“The construction of Active Energy’s control devices, and changing the method of operation before obtaining an air-quality permit that reflects these modifications, constitute a violation of this statute. The application that Active Energy has submitted appears to indicate an increase in potential emissions due to these modifications. Active Energy is required to apply for a permit modification in order to comply with the General Statute.
“DAQ-issued permits include specific requirements for monitoring and record keeping, reporting, inspection and maintenance, and source testing. DAQ is charged with ensuring permittees comply with the conditions of their permits and all applicable state and federal regulations.”
In a “Notice of Violation” letter sent to AERP in Lumberton, DAQ’s Heather Carter wrote that the division learned that new equipment installed to further reduce air emissions had not been noted on the original “process flow design” submission.
Meanwhile, the prospect for up to 100 new clean energy jobs in a Tier One county is put on hold while the company awaits their modified permit.
“We have been actively working with the Division of Air Quality, the Division of Water Quality and the Department of Environmental Quality on the appropriate permits for the final construction of our production facility in North Carolina,” said Mr. Michael Rowan, chief executive officer for London-based Active Energy Group.
“Our engineers and attorneys have been transparent and accommodating the DAQ in their requests for information regarding the installation of control devices, which DAQ acknowledges will further enhance air emissions reduction at our facility,” said Mr. Rowan. “DAQ made a site visit to our facility and AERP has already submitted a modified permit application. We have been forthright and straightforward with DAQ in our efforts to improve air particulate emissions from the facility. When we were advised to cease construction on the relevant devices to provide time for DAQ to review the modified application, we promptly complied.”
“Representatives from our city have met with AERP and we welcome this new technology and innovation in the biomass industry,” said Lumberton Mayor Bruce Davis. “We believe Active Energy will be a good neighbor and good corporate citizen in our city.”

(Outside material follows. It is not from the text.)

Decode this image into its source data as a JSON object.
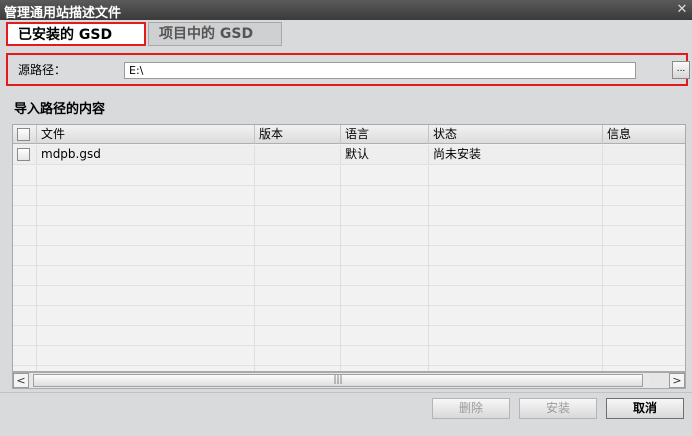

“There’s no doubt that Lumberton needs the jobs,” David said. “The state recruited this industry to our community. I am very hopeful that the state regulators will work with the company to expedite its opening. AERP has been open and transparent and has assured me that they will take all steps to meet state and local guidelines to protect our air and water resources.”
The project was recruited for Lumberton by the state. The company has been trying to get fully permitted and up and running for 18 months.
Now the question is what, if any, influence is being applied to hold up this permit from The Dogwood Alliance and Southern Environmental Law Center, two left-leaning organizations that generally oppose the wood chip industry.
Both organizations have been relentless in their opposition to this clean-energy project, with the Dogwood Alliance, which has a mission of protecting forests, making a direct call on Gov.Roy Cooper and other state leaders to reject the wood pellet industry outright. The Southern Environment Law Center has attacked the wood pellet industry across all of the Southeastern United States.
It is worth noting that many organizations committed to healthy forests believe the responsible use of forest products creates incentives for property owners to manage their forests rather than convert them to other uses with a higher financial return, such as development. It also lessens the damage of wildfires.
Is the Lumberton plant caught up in an environmental tug of war? A difficult permitting process in North Carolina is slower than in other states? It is impossible to know at this time. But this much is clear. A clean-energy plant is being denied a permit, because of its efforts to be even cleaner, and critical jobs are now at risk.